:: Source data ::
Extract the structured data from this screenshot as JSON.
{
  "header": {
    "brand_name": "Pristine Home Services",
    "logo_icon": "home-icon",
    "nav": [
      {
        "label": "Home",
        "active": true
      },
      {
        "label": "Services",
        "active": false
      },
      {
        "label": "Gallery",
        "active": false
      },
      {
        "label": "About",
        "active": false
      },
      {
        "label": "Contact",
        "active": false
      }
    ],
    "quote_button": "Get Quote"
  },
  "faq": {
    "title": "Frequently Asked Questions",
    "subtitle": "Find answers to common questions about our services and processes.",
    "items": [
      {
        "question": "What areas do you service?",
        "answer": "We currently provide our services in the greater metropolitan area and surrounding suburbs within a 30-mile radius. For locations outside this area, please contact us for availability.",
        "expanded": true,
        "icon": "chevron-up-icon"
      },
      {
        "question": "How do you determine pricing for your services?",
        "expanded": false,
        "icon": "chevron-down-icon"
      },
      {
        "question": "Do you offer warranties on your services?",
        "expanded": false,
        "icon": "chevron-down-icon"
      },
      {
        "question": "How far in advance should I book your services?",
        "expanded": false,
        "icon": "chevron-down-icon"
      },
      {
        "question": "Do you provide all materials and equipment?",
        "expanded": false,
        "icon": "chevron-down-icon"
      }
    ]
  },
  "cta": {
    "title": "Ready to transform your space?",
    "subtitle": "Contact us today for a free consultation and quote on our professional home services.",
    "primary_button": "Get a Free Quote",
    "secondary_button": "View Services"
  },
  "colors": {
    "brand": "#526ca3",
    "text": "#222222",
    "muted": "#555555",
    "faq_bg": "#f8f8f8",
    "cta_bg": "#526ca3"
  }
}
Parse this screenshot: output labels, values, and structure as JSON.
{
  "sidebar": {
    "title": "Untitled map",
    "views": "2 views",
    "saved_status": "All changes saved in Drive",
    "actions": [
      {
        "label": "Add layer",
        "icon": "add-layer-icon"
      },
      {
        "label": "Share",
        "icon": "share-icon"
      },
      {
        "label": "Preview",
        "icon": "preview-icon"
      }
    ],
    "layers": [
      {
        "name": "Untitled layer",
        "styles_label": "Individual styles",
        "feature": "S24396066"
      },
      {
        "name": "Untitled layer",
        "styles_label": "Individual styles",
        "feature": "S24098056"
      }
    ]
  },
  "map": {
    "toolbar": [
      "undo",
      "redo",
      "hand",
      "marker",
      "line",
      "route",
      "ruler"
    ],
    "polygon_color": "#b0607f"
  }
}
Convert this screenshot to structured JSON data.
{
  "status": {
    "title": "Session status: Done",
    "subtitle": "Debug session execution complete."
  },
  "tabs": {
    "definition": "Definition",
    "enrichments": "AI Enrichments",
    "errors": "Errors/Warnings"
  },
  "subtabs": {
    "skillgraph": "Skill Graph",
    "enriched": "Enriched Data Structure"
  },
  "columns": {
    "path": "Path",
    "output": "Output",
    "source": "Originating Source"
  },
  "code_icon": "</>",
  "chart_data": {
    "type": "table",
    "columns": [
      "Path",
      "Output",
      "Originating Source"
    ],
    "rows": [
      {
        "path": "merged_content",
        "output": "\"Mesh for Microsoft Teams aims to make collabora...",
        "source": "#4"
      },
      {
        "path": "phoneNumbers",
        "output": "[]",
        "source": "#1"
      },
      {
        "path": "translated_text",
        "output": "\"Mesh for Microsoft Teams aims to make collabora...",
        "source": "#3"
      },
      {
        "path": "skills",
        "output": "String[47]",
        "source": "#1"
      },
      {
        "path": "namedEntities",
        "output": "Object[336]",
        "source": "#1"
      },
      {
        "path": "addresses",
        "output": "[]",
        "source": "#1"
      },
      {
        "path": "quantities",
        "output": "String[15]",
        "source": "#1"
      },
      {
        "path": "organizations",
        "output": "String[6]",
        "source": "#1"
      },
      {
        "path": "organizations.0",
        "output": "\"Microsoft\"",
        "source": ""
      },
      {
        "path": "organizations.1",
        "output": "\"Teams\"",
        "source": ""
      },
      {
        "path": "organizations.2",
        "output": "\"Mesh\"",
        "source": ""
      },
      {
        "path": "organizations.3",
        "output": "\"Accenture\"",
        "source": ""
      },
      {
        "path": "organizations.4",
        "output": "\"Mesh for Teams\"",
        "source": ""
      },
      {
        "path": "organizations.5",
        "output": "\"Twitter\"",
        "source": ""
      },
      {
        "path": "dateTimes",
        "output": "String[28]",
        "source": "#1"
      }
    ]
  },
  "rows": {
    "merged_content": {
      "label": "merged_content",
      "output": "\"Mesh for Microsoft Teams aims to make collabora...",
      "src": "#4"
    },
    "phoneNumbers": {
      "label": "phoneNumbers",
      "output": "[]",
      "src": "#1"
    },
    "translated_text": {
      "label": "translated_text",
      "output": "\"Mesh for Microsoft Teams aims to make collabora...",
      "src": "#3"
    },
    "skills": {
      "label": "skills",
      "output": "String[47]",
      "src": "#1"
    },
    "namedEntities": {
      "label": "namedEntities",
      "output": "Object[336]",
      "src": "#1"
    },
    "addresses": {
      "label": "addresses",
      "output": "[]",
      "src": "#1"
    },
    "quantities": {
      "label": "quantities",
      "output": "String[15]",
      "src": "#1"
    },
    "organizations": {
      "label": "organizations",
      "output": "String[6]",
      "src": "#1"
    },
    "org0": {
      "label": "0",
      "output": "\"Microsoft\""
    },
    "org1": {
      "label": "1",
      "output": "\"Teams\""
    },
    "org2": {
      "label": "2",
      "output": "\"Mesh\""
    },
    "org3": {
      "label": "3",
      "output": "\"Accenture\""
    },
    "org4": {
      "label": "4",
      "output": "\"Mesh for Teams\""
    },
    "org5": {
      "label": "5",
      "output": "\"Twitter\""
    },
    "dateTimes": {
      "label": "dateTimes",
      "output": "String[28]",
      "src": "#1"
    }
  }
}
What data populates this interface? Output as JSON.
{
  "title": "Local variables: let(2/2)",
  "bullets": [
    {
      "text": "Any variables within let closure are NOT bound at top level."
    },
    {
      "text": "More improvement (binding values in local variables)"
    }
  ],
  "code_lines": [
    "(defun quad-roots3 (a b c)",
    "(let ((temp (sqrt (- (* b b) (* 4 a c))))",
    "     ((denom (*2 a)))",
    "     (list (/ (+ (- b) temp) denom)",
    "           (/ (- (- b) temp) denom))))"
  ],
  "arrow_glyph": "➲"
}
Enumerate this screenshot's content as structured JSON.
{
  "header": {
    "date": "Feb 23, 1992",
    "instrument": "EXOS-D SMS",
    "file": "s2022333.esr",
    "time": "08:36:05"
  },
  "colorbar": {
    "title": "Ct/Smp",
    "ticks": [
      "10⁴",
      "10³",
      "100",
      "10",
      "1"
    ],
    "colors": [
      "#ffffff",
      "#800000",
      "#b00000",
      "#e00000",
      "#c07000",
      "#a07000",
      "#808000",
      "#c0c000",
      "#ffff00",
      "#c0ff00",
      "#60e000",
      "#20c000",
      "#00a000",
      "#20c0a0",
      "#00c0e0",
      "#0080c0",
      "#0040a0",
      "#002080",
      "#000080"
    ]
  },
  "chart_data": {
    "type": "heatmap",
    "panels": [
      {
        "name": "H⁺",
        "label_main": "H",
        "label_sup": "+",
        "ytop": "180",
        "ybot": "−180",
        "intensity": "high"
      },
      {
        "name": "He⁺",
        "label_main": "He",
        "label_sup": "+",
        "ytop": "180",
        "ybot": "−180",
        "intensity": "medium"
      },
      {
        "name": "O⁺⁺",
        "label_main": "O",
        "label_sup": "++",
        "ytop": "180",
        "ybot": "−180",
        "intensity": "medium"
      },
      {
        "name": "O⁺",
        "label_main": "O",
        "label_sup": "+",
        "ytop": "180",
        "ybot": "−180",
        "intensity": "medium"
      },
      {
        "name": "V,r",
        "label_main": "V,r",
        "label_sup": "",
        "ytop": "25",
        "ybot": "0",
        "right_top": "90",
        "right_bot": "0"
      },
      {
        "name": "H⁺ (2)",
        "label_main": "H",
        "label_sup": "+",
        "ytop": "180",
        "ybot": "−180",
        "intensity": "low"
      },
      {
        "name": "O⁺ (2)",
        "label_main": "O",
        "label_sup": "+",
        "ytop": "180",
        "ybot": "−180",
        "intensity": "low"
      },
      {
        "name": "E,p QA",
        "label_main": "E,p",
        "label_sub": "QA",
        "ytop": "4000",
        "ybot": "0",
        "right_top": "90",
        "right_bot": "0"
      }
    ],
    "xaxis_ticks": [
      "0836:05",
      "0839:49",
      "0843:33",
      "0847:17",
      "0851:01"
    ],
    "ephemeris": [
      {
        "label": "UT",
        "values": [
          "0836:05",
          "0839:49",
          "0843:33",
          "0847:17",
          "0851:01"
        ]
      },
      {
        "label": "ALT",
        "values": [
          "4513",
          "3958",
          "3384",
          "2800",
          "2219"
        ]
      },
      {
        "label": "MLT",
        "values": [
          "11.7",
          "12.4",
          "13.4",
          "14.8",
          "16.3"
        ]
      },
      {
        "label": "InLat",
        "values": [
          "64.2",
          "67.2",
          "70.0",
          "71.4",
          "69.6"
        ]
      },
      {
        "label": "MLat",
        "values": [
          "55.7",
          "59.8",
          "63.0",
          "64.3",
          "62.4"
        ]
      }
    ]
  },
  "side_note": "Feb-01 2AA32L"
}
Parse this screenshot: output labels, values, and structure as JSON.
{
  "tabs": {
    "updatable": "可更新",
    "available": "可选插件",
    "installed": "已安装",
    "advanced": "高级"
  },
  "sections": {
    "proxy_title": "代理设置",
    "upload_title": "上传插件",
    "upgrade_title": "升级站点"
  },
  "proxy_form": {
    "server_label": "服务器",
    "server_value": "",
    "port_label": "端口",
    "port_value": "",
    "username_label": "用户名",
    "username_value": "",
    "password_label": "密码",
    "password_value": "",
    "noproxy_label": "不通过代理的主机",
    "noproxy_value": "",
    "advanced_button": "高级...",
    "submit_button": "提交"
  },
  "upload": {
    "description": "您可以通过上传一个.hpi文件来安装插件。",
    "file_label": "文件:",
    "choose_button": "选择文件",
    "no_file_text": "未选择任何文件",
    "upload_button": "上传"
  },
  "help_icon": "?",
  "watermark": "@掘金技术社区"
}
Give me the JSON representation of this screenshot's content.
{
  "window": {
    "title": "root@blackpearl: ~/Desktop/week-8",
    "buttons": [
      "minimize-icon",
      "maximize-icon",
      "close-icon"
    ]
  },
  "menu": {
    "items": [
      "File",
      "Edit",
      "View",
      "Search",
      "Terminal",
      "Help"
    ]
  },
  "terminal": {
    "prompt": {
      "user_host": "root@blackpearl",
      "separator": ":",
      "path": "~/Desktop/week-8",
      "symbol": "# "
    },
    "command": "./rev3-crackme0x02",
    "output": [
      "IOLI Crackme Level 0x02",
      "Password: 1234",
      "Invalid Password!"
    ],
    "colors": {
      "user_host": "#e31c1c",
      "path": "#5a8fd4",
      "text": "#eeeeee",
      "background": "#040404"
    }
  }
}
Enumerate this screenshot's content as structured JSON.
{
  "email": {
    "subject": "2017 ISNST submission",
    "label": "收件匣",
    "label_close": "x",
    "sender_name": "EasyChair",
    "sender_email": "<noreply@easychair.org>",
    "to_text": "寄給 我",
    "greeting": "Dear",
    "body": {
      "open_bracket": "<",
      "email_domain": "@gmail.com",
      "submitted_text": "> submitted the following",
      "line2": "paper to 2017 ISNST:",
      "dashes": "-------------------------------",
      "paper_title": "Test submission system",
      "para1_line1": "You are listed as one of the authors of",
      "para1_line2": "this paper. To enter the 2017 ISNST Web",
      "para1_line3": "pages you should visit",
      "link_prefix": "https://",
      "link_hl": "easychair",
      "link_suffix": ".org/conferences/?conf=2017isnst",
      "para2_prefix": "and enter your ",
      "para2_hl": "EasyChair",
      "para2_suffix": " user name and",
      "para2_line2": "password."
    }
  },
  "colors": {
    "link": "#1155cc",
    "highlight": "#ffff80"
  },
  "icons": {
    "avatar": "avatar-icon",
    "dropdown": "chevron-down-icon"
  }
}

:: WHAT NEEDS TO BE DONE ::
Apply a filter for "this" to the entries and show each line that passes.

:: TASK ANSWER ::
Extract the structured data from this screenshot as JSON.
        "answer": "We currently provide our services in the greater metropolitan area and surrounding suburbs within a 30-mile radius. For locations outside this area, please contact us for availability.",
Parse this screenshot: output labels, values, and structure as JSON.
Convert this screenshot to structured JSON data.
What data populates this interface? Output as JSON.
Enumerate this screenshot's content as structured JSON.
Parse this screenshot: output labels, values, and structure as JSON.
Give me the JSON representation of this screenshot's content.
Enumerate this screenshot's content as structured JSON.
      "para1_line2": "this paper. To enter the 2017 ISNST Web",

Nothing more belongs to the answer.